◆ Data listing ◆
******************************

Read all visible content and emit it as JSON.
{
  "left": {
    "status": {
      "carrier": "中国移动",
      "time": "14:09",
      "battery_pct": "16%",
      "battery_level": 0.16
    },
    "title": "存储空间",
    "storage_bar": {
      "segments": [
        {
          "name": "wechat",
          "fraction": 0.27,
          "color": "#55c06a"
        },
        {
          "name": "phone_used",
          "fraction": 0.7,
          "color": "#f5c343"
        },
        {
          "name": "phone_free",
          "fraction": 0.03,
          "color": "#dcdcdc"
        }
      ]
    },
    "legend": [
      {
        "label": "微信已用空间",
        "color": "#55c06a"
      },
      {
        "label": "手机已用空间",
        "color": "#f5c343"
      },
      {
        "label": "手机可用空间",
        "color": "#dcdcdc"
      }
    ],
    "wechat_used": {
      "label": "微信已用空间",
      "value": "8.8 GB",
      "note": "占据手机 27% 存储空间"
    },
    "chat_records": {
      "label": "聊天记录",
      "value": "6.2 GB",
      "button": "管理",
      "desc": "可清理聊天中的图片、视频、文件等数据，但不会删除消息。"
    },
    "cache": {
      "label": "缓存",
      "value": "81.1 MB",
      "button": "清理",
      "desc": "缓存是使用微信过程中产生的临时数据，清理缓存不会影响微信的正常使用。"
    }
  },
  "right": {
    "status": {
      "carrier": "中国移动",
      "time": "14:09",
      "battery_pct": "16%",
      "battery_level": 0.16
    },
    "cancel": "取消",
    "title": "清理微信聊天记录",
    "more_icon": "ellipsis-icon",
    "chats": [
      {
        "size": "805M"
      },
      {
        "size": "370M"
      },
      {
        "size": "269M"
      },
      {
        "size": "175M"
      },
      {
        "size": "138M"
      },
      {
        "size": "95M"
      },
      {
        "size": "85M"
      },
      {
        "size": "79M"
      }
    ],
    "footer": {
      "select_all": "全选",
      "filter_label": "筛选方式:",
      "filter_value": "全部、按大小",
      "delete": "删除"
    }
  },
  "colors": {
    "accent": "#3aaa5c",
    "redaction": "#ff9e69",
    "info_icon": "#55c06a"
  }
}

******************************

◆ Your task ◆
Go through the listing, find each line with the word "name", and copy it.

◆ Solution to the problem ◆
          "name": "wechat",
          "name": "phone_used",
          "name": "phone_free",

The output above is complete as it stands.